*Activity*:
Every record here should be printed again exactly.

*Data about app and page elements*:
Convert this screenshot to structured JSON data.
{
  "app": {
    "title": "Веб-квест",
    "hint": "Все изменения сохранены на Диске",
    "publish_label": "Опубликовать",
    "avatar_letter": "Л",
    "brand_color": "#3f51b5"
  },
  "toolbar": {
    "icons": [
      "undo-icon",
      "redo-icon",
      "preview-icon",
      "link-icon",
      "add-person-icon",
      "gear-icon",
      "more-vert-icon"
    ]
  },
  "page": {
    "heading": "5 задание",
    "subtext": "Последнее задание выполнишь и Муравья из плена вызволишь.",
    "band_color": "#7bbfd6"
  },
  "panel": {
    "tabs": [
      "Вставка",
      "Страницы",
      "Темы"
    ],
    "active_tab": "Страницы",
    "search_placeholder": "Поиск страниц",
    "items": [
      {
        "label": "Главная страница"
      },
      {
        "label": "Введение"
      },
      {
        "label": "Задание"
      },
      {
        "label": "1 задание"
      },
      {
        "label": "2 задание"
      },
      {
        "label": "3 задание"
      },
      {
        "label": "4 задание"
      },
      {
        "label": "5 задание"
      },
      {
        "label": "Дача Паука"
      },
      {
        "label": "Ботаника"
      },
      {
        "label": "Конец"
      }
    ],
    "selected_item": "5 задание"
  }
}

*Response*:
Convert this screenshot to structured JSON data.
{
  "app": {
    "title": "Веб-квест",
    "hint": "Все изменения сохранены на Диске",
    "publish_label": "Опубликовать",
    "avatar_letter": "Л",
    "brand_color": "#3f51b5"
  },
  "toolbar": {
    "icons": [
      "undo-icon",
      "redo-icon",
      "preview-icon",
      "link-icon",
      "add-person-icon",
      "gear-icon",
      "more-vert-icon"
    ]
  },
  "page": {
    "heading": "5 задание",
    "subtext": "Последнее задание выполнишь и Муравья из плена вызволишь.",
    "band_color": "#7bbfd6"
  },
  "panel": {
    "tabs": [
      "Вставка",
      "Страницы",
      "Темы"
    ],
    "active_tab": "Страницы",
    "search_placeholder": "Поиск страниц",
    "items": [
      {
        "label": "Главная страница"
      },
      {
        "label": "Введение"
      },
      {
        "label": "Задание"
      },
      {
        "label": "1 задание"
      },
      {
        "label": "2 задание"
      },
      {
        "label": "3 задание"
      },
      {
        "label": "4 задание"
      },
      {
        "label": "5 задание"
      },
      {
        "label": "Дача Паука"
      },
      {
        "label": "Ботаника"
      },
      {
        "label": "Конец"
      }
    ],
    "selected_item": "5 задание"
  }
}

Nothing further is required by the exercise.